Look through the material below for "true". Copy every line that contains it.

_ _ _ _ _ _ _

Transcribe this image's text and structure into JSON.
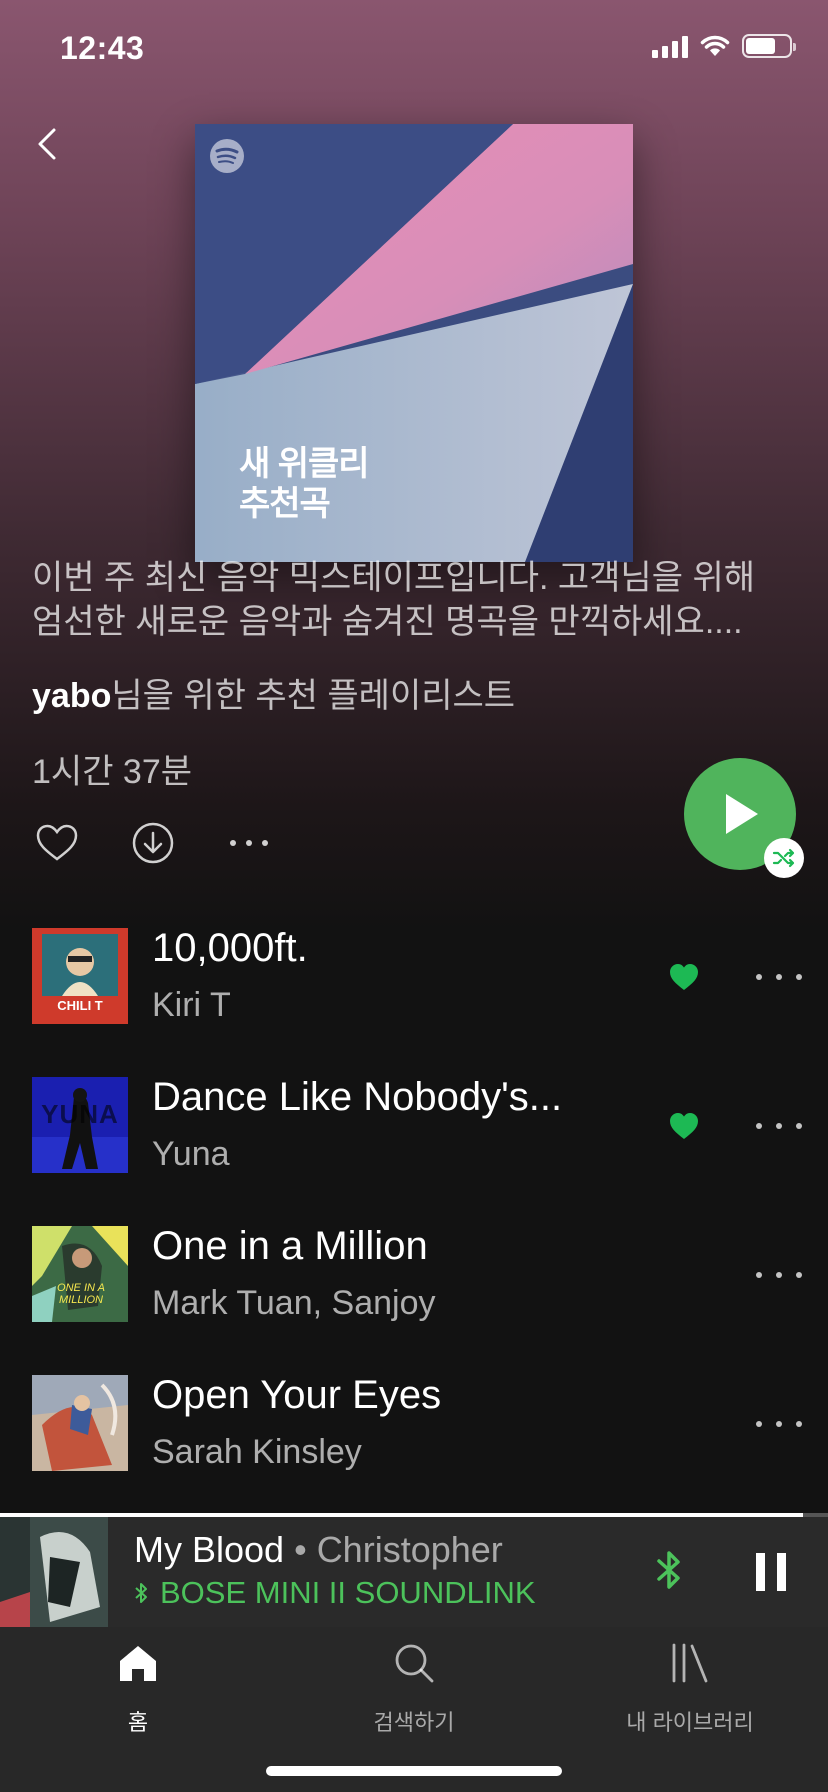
{
  "status_bar": {
    "time": "12:43"
  },
  "playlist": {
    "cover_title": "새 위클리\n추천곡",
    "description_line1": "이번 주 최신 음악 믹스테이프입니다. 고객님을 위해",
    "description_line2": "엄선한 새로운 음악과 숨겨진 명곡을 만끽하세요....",
    "owner_name": "yabo",
    "owner_suffix": "님을 위한 추천 플레이리스트",
    "duration": "1시간 37분"
  },
  "tracks": [
    {
      "title": "10,000ft.",
      "artist": "Kiri T",
      "liked": true,
      "art_text": "CHILI T"
    },
    {
      "title": "Dance Like Nobody's...",
      "artist": "Yuna",
      "liked": true,
      "art_text": "YUNA"
    },
    {
      "title": "One in a Million",
      "artist": "Mark Tuan, Sanjoy",
      "liked": false,
      "art_text": "ONE IN A MILLION"
    },
    {
      "title": "Open Your Eyes",
      "artist": "Sarah Kinsley",
      "liked": false,
      "art_text": ""
    }
  ],
  "now_playing": {
    "title": "My Blood",
    "separator": " • ",
    "artist": "Christopher",
    "device": "BOSE MINI II SOUNDLINK",
    "progress": 0.97
  },
  "tabs": [
    {
      "label": "홈",
      "icon": "home-icon",
      "active": true
    },
    {
      "label": "검색하기",
      "icon": "search-icon",
      "active": false
    },
    {
      "label": "내 라이브러리",
      "icon": "library-icon",
      "active": false
    }
  ],
  "colors": {
    "accent_green": "#1db954",
    "play_green": "#50b45c",
    "device_green": "#4cc25b"
  }
}
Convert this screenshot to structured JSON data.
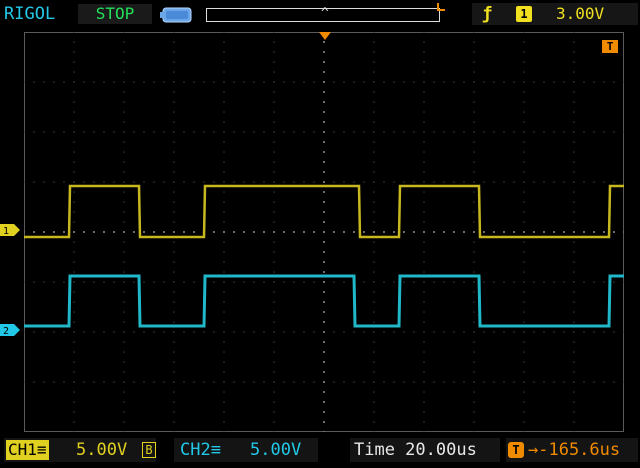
{
  "top_bar": {
    "brand": "RIGOL",
    "run_state": "STOP",
    "memory_caret": "^",
    "trigger": {
      "edge_symbol": "ƒ",
      "source": "1",
      "level": "3.00V"
    }
  },
  "markers": {
    "trigger_level_tag": "T",
    "ch1_tag": "1",
    "ch2_tag": "2"
  },
  "bottom_bar": {
    "ch1": {
      "name": "CH1",
      "coupling": "≡",
      "scale": "5.00V",
      "bw_limit": "B"
    },
    "ch2": {
      "name": "CH2",
      "coupling": "≡",
      "scale": "5.00V"
    },
    "time": "Time 20.00us",
    "trigger_offset": {
      "icon": "T",
      "value": "→-165.6us"
    }
  },
  "colors": {
    "ch1": "#c8b820",
    "ch2": "#20b8c8",
    "trigger": "#f08a00",
    "grid": "#3a3a3a"
  },
  "waveforms": {
    "ch1": {
      "low_volts": -0.7,
      "high_volts": 4.4,
      "edges_us": [
        [
          -116,
          "rise"
        ],
        [
          -88,
          "fall"
        ],
        [
          -62,
          "rise"
        ],
        [
          0,
          "fall"
        ],
        [
          16,
          "rise"
        ],
        [
          48,
          "fall"
        ],
        [
          100,
          "rise"
        ]
      ],
      "start_state": "low"
    },
    "ch2": {
      "low_volts": 0,
      "high_volts": 5.0,
      "edges_us": [
        [
          -116,
          "rise"
        ],
        [
          -88,
          "fall"
        ],
        [
          -62,
          "rise"
        ],
        [
          -2,
          "fall"
        ],
        [
          16,
          "rise"
        ],
        [
          48,
          "fall"
        ],
        [
          100,
          "rise"
        ]
      ],
      "start_state": "low"
    }
  }
}
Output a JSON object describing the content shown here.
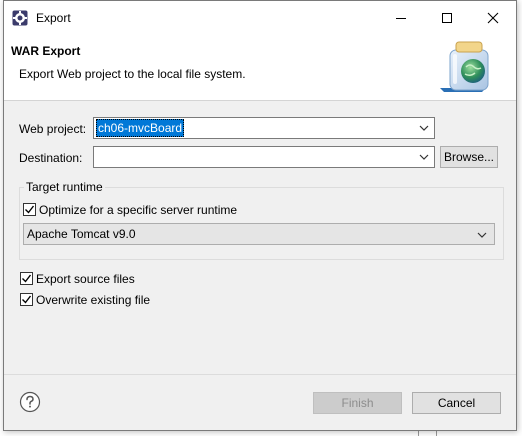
{
  "window": {
    "title": "Export"
  },
  "header": {
    "title": "WAR Export",
    "description": "Export Web project to the local file system."
  },
  "form": {
    "web_project_label": "Web project:",
    "web_project_value": "ch06-mvcBoard",
    "destination_label": "Destination:",
    "destination_value": "",
    "browse_label": "Browse..."
  },
  "target_runtime": {
    "legend": "Target runtime",
    "optimize_label": "Optimize for a specific server runtime",
    "optimize_checked": true,
    "runtime_value": "Apache Tomcat v9.0"
  },
  "options": {
    "export_source_label": "Export source files",
    "export_source_checked": true,
    "overwrite_label": "Overwrite existing file",
    "overwrite_checked": true
  },
  "buttons": {
    "finish_label": "Finish",
    "cancel_label": "Cancel"
  },
  "icons": {
    "app": "eclipse-gear-icon",
    "minimize": "minimize-icon",
    "maximize": "maximize-icon",
    "close": "close-icon",
    "header": "war-export-jar-globe-icon",
    "help": "help-icon",
    "dropdown": "chevron-down-icon",
    "checkbox": "check-icon"
  },
  "colors": {
    "selection": "#0078d7",
    "dialog_bg": "#f0f0f0",
    "header_bg": "#ffffff"
  }
}
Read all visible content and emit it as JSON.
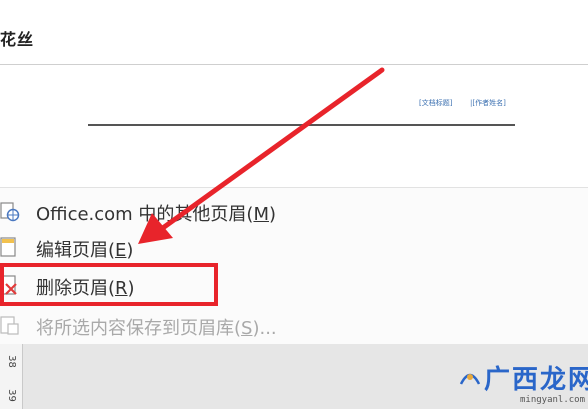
{
  "title": {
    "text": "花丝"
  },
  "gallery": {
    "doc_title_field": "[文档标题]",
    "author_field": "|[作者姓名]"
  },
  "menu": {
    "items": [
      {
        "label": "Office.com 中的其他页眉(",
        "key": "M",
        "close": ")",
        "disabled": false,
        "icon": "web-gallery-icon"
      },
      {
        "label": "编辑页眉(",
        "key": "E",
        "close": ")",
        "disabled": false,
        "icon": "edit-header-icon"
      },
      {
        "label": "删除页眉(",
        "key": "R",
        "close": ")",
        "disabled": false,
        "icon": "delete-header-icon"
      },
      {
        "label": "将所选内容保存到页眉库(",
        "key": "S",
        "close": ")...",
        "disabled": true,
        "icon": "save-to-gallery-icon"
      }
    ]
  },
  "ruler": {
    "numbers": [
      "38",
      "39"
    ]
  },
  "watermark": {
    "brand": "广西龙网",
    "url": "mingyanl.com"
  },
  "colors": {
    "highlight": "#e8242b",
    "field_blue": "#3a6fb0",
    "brand_blue": "#2a66c9"
  }
}
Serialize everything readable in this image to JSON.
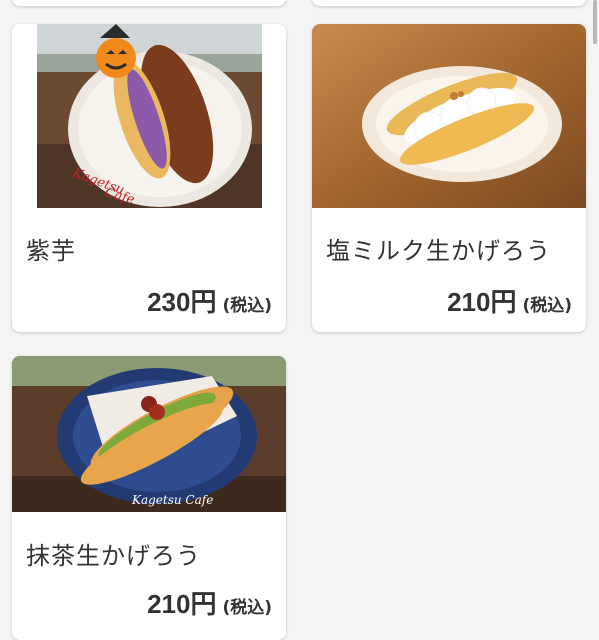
{
  "products": [
    {
      "name": "紫芋",
      "price": "230円",
      "tax_note": "(税込)",
      "image_icon": "murasaki-imo-eclair-photo"
    },
    {
      "name": "塩ミルク生かげろう",
      "price": "210円",
      "tax_note": "(税込)",
      "image_icon": "shio-milk-kagerou-photo"
    },
    {
      "name": "抹茶生かげろう",
      "price": "210円",
      "tax_note": "(税込)",
      "image_icon": "matcha-kagerou-photo"
    }
  ],
  "colors": {
    "background": "#f4f4f4",
    "card": "#ffffff",
    "text": "#333333"
  }
}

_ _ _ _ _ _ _

→ SOLUTION
      "liked": true,
      "liked": true,
      "active": true
    "optimize_checked": true,
    "export_source_checked": true,
    "overwrite_checked": true
        "disabled": true,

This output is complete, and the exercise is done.